The thigh gap - where if you stand with your feet together and your thighs don't touch - is widely agreed to be one of the
While it was great that women wanted to show the world their photos, those of us with a thigh gap were left feeling excluded like the new kid in school. Surely we shouldn't be made to feel like there's something wrong with our bodies just because we happen to have a gap between our thighs?
Don't get me wrong. I do understand this movement is well-intended and I love the positive message but here's why I don't agree with it: It's not well-thought and rather insensitive. Especially the hashtag #NoThighGap.
Thigh gap: the aspiration to be so skinny that when you stand with your feet together, the tops of your thighs don't touch
in my blog post." data-caption="Easy to find on Twitter, Tumblr and Facebook. This shot appeared in Viixen's Twitpic flow
This hoax may purport to play on our collective gullibility and Twitter-trigger happiness, but it actually plays straight into the mental vulnerability of our society's young women, who are already overly bombarded by images of hollow cheekbones, washboard stomachs and thighs that don't meet. It is hardly newsworthy that this hoax had us collectively fooled.
I am naturally a slim, size 8. Well, here's the truth. I didn't feel beautiful, when one of the boys I had a crush on at school ran up and asked me if I was anorexic in front of his friends. I didn't feel sexy when a group of builders drove past in a white van, shouting at me to eat some food.
These days everyone seems to have a blog where they post photos of what they're wearing.
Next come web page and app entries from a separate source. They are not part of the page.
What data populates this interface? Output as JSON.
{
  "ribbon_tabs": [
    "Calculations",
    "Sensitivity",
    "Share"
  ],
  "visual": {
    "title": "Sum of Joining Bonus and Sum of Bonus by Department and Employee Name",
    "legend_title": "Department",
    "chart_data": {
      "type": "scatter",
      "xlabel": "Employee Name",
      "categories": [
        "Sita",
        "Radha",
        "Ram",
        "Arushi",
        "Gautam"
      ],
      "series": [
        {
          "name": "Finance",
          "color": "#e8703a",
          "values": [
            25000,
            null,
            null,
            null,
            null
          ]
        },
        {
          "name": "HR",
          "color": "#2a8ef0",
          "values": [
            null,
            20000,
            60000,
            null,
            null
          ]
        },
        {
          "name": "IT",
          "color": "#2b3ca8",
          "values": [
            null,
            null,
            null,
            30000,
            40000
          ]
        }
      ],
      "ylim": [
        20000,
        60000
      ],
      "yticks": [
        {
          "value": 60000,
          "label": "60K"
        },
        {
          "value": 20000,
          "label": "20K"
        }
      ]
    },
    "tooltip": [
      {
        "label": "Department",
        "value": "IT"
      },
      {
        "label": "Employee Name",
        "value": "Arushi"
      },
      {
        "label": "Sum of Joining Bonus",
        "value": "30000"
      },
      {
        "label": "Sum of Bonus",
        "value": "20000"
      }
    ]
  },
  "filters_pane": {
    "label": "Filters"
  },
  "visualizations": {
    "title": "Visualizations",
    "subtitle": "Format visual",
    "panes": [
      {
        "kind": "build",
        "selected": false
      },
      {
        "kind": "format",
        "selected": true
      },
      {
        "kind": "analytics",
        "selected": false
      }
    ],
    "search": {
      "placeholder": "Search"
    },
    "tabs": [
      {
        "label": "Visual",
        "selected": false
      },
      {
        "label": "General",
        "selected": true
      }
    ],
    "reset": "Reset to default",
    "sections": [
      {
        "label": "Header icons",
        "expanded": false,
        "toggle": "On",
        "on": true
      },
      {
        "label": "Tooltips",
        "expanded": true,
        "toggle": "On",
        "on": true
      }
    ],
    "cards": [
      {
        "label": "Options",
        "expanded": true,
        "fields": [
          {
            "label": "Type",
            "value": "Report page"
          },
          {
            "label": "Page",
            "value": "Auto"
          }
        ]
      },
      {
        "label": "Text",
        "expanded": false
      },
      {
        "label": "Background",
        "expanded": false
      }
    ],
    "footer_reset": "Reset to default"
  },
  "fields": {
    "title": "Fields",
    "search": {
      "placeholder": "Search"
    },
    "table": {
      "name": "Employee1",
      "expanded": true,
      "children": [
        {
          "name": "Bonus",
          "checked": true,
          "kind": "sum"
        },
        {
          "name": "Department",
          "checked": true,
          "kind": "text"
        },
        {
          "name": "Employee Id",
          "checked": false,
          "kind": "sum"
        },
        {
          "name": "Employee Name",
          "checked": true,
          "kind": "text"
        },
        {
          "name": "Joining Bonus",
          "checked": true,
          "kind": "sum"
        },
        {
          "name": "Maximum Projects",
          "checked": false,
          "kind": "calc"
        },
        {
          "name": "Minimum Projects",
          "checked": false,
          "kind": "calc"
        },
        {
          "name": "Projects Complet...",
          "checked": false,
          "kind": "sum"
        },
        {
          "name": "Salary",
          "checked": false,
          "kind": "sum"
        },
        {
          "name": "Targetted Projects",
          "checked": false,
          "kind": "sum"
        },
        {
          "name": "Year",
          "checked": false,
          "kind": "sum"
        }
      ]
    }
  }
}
It should be easy to join the scores of fashion bloggers out there. Right?